Renowned British construction firm, Interserve, has reportedly recorded a loss of over £300 million from the energy-from-waste disaster. The company’s construction business in the UK also racked up more than £100 million in losses back in 2019 after running into issues on London contracts.
The 2019 report, which was filed at the Companies House, represents the first set of accounts disclosed by the company since it went into the pre-pack in March 2019 and delisted from the Stock Exchange. The firm later revived as the Interserve Group as part of a debt-for-equity agreement with its lenders.
According to Interserve Chairman, Alan Lovell, the company was ready to authorize more disposals, which could comprise construction businesses and the Kwikform, after the company sold its £1.4 billion turnover support services enterprise to Mitie in November 2020 for a sum of £205 million.
Lovell further stated that where there are opportunities for the realization of shareholder value by additional divestment, and where this makes sense for the enterprise, the company will continue with the exploration of these alternatives.
As per sources, the energy-from-waste debacle saw the company rack up another £73 million in losses from its work at schemes in Derby and Glasgow, which involved writing off its £17.6 million investment in the PFI joint venture developing Resource Recovery Solutions, the company’s Derby plant.
The firm had reportedly lost a further £29 million after a performance bond on the same scheme was called in by Derbyshire county council and the client Derby city council.
Interserve stated that the cost of leaving the London construction market hit £19 million, on top of the £25 million that the company had shelled out in 2020. Other losses comprised the £4.3 million cost of shutting its consulting and joinery services businesses.

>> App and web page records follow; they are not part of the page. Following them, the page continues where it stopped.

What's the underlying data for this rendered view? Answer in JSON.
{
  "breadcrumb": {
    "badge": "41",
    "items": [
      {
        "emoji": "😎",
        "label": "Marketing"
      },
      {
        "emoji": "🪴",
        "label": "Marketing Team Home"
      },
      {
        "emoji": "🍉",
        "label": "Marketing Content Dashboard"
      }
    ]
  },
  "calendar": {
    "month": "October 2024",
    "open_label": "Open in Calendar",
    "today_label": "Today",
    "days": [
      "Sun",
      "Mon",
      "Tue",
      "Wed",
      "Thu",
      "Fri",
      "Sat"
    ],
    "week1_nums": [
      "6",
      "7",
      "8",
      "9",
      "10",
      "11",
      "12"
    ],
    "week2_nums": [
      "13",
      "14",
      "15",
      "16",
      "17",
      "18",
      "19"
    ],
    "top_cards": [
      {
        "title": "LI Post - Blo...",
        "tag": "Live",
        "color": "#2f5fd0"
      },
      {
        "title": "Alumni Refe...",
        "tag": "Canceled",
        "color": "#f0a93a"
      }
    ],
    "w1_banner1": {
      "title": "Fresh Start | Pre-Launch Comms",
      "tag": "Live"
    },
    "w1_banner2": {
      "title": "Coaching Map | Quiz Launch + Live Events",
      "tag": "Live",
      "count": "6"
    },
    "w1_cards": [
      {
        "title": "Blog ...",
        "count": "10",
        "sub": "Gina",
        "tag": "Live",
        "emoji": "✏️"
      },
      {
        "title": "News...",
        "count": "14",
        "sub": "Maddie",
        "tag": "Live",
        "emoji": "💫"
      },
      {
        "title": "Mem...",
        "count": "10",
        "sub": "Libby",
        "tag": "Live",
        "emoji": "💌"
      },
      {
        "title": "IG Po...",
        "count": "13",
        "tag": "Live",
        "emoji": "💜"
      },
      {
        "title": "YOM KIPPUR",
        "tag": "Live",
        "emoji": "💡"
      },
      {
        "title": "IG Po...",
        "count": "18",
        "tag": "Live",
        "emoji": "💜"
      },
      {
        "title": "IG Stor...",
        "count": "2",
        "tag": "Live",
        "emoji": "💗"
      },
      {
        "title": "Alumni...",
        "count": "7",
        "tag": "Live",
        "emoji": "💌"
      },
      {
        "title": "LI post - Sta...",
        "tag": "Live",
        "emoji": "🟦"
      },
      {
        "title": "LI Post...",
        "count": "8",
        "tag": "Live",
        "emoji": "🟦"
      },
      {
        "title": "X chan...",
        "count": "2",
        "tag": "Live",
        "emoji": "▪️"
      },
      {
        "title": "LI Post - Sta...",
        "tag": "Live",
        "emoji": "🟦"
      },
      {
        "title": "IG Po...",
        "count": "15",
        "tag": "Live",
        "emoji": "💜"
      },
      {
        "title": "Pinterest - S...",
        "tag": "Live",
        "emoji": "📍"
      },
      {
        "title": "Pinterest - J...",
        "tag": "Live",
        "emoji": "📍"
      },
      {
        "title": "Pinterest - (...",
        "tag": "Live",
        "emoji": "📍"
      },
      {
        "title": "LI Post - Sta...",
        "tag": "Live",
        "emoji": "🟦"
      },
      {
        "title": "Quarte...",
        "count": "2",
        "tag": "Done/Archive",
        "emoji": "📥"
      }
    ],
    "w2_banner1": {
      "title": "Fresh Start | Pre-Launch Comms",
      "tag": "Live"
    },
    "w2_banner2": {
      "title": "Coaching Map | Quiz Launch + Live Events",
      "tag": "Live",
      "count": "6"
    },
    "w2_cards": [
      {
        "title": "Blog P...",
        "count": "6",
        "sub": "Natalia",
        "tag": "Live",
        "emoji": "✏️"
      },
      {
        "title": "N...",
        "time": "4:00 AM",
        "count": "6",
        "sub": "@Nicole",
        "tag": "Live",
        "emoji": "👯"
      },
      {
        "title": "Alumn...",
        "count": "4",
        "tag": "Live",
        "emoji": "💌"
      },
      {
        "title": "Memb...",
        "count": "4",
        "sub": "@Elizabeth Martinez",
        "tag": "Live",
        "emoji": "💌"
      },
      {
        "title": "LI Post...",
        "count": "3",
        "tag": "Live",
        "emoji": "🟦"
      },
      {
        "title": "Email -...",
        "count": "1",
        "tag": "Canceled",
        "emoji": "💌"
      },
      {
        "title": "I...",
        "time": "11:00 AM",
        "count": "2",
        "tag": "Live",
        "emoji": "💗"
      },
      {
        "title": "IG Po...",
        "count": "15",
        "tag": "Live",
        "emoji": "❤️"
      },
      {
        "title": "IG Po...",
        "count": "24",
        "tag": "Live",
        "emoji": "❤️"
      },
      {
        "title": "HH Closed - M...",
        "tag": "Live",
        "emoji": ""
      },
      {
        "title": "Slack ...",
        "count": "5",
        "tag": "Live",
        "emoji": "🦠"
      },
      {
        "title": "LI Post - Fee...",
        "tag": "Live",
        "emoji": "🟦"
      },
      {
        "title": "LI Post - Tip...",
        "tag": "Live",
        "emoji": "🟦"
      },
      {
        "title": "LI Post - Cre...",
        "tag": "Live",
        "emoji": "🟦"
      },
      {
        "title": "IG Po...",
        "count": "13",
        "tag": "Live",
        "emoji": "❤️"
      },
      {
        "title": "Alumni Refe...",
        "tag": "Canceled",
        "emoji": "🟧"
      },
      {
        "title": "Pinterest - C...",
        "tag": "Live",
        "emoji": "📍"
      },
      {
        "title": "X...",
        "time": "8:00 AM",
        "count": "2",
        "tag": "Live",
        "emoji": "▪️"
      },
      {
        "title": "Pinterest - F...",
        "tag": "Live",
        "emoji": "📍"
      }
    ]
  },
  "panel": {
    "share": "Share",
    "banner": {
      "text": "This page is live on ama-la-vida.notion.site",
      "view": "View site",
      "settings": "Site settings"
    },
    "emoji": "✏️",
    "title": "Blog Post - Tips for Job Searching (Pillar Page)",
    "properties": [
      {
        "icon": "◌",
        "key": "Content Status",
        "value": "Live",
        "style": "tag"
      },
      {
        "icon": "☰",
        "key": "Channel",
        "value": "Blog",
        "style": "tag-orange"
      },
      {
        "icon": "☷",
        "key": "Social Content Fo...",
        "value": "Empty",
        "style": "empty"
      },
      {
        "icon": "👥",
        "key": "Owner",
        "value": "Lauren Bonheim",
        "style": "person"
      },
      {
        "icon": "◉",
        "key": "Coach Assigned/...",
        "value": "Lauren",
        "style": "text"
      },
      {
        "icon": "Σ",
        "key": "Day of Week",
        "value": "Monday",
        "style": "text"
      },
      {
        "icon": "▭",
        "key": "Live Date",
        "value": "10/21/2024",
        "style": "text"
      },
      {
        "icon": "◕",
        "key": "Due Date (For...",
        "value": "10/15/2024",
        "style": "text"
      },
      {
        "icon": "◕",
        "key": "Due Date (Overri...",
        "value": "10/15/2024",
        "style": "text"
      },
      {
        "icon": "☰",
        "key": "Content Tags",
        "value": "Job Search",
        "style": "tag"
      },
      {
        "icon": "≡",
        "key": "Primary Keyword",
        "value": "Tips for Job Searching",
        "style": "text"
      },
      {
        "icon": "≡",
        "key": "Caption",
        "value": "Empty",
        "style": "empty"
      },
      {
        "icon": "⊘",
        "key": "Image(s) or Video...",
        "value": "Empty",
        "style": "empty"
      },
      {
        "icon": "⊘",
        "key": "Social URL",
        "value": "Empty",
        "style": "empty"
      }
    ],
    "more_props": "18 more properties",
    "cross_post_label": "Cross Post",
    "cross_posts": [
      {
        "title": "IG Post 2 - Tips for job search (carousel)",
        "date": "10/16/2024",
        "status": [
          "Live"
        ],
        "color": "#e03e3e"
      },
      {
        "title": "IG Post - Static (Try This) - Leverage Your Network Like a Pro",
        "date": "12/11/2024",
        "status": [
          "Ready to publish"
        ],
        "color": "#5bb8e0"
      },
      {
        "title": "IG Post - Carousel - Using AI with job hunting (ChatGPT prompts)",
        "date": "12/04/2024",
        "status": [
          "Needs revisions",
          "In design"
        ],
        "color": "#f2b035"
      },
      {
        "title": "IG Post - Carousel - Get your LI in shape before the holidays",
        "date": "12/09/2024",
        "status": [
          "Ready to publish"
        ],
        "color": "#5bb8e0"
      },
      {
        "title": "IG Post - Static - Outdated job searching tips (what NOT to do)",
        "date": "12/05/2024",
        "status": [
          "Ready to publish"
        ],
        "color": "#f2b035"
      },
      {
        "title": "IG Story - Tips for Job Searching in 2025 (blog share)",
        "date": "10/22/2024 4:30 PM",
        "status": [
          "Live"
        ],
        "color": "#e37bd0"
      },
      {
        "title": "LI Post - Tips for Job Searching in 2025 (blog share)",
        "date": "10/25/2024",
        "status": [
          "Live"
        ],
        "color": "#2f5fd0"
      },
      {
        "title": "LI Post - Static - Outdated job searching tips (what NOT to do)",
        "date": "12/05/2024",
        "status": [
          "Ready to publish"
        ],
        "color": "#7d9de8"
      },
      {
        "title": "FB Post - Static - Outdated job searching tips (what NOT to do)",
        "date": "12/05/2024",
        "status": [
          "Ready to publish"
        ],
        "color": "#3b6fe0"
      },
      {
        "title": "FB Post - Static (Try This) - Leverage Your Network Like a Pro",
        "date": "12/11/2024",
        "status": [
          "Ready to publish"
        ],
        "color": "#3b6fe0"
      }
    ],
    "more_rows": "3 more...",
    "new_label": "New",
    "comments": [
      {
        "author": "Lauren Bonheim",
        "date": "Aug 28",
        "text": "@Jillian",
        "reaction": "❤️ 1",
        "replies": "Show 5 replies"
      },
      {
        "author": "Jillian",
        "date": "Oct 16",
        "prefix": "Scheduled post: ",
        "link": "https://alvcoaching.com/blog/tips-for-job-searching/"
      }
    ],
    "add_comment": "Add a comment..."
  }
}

The company stated that numerous UK construction contracts racked up a further sum of £4.4 million in losses.